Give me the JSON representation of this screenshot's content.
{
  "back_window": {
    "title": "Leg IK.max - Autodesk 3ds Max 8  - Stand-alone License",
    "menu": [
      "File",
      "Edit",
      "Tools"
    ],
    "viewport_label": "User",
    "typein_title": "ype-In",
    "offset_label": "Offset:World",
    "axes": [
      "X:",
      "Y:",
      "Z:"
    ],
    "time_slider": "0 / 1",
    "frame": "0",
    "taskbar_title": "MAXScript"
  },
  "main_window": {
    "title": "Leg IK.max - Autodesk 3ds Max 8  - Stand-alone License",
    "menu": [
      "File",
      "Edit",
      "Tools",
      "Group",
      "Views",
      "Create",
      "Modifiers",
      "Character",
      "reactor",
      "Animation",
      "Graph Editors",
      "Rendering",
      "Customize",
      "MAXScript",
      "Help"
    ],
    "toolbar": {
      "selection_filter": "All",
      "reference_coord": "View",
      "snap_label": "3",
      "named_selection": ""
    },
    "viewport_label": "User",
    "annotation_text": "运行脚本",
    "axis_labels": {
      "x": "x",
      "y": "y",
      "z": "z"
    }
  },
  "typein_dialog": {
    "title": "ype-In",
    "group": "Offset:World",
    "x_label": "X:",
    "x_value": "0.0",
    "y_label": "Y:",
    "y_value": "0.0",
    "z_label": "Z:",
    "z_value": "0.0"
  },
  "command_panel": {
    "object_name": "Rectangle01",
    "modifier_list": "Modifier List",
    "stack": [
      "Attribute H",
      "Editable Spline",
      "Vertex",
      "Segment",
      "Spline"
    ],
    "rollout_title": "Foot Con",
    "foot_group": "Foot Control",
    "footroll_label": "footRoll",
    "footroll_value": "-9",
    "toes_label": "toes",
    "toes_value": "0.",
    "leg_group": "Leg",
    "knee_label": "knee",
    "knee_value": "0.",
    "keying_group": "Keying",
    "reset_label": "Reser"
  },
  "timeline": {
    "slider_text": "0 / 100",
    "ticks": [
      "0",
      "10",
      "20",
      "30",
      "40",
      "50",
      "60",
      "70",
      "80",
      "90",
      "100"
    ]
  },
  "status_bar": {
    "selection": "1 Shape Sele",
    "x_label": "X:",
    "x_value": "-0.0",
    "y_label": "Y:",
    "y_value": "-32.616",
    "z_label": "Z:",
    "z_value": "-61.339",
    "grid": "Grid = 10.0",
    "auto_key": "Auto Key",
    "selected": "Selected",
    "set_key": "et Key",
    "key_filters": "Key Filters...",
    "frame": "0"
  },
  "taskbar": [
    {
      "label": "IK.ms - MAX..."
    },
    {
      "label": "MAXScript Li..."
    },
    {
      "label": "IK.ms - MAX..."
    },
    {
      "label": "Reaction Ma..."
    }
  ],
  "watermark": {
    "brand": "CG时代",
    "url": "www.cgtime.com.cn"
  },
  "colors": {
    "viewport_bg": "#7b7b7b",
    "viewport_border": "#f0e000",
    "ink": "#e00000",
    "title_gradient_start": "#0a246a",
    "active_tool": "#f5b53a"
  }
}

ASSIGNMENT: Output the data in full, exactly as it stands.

ANSWER TO THE EXERCISE:
Give me the JSON representation of this screenshot's content.
{
  "back_window": {
    "title": "Leg IK.max - Autodesk 3ds Max 8  - Stand-alone License",
    "menu": [
      "File",
      "Edit",
      "Tools"
    ],
    "viewport_label": "User",
    "typein_title": "ype-In",
    "offset_label": "Offset:World",
    "axes": [
      "X:",
      "Y:",
      "Z:"
    ],
    "time_slider": "0 / 1",
    "frame": "0",
    "taskbar_title": "MAXScript"
  },
  "main_window": {
    "title": "Leg IK.max - Autodesk 3ds Max 8  - Stand-alone License",
    "menu": [
      "File",
      "Edit",
      "Tools",
      "Group",
      "Views",
      "Create",
      "Modifiers",
      "Character",
      "reactor",
      "Animation",
      "Graph Editors",
      "Rendering",
      "Customize",
      "MAXScript",
      "Help"
    ],
    "toolbar": {
      "selection_filter": "All",
      "reference_coord": "View",
      "snap_label": "3",
      "named_selection": ""
    },
    "viewport_label": "User",
    "annotation_text": "运行脚本",
    "axis_labels": {
      "x": "x",
      "y": "y",
      "z": "z"
    }
  },
  "typein_dialog": {
    "title": "ype-In",
    "group": "Offset:World",
    "x_label": "X:",
    "x_value": "0.0",
    "y_label": "Y:",
    "y_value": "0.0",
    "z_label": "Z:",
    "z_value": "0.0"
  },
  "command_panel": {
    "object_name": "Rectangle01",
    "modifier_list": "Modifier List",
    "stack": [
      "Attribute H",
      "Editable Spline",
      "Vertex",
      "Segment",
      "Spline"
    ],
    "rollout_title": "Foot Con",
    "foot_group": "Foot Control",
    "footroll_label": "footRoll",
    "footroll_value": "-9",
    "toes_label": "toes",
    "toes_value": "0.",
    "leg_group": "Leg",
    "knee_label": "knee",
    "knee_value": "0.",
    "keying_group": "Keying",
    "reset_label": "Reser"
  },
  "timeline": {
    "slider_text": "0 / 100",
    "ticks": [
      "0",
      "10",
      "20",
      "30",
      "40",
      "50",
      "60",
      "70",
      "80",
      "90",
      "100"
    ]
  },
  "status_bar": {
    "selection": "1 Shape Sele",
    "x_label": "X:",
    "x_value": "-0.0",
    "y_label": "Y:",
    "y_value": "-32.616",
    "z_label": "Z:",
    "z_value": "-61.339",
    "grid": "Grid = 10.0",
    "auto_key": "Auto Key",
    "selected": "Selected",
    "set_key": "et Key",
    "key_filters": "Key Filters...",
    "frame": "0"
  },
  "taskbar": [
    {
      "label": "IK.ms - MAX..."
    },
    {
      "label": "MAXScript Li..."
    },
    {
      "label": "IK.ms - MAX..."
    },
    {
      "label": "Reaction Ma..."
    }
  ],
  "watermark": {
    "brand": "CG时代",
    "url": "www.cgtime.com.cn"
  },
  "colors": {
    "viewport_bg": "#7b7b7b",
    "viewport_border": "#f0e000",
    "ink": "#e00000",
    "title_gradient_start": "#0a246a",
    "active_tool": "#f5b53a"
  }
}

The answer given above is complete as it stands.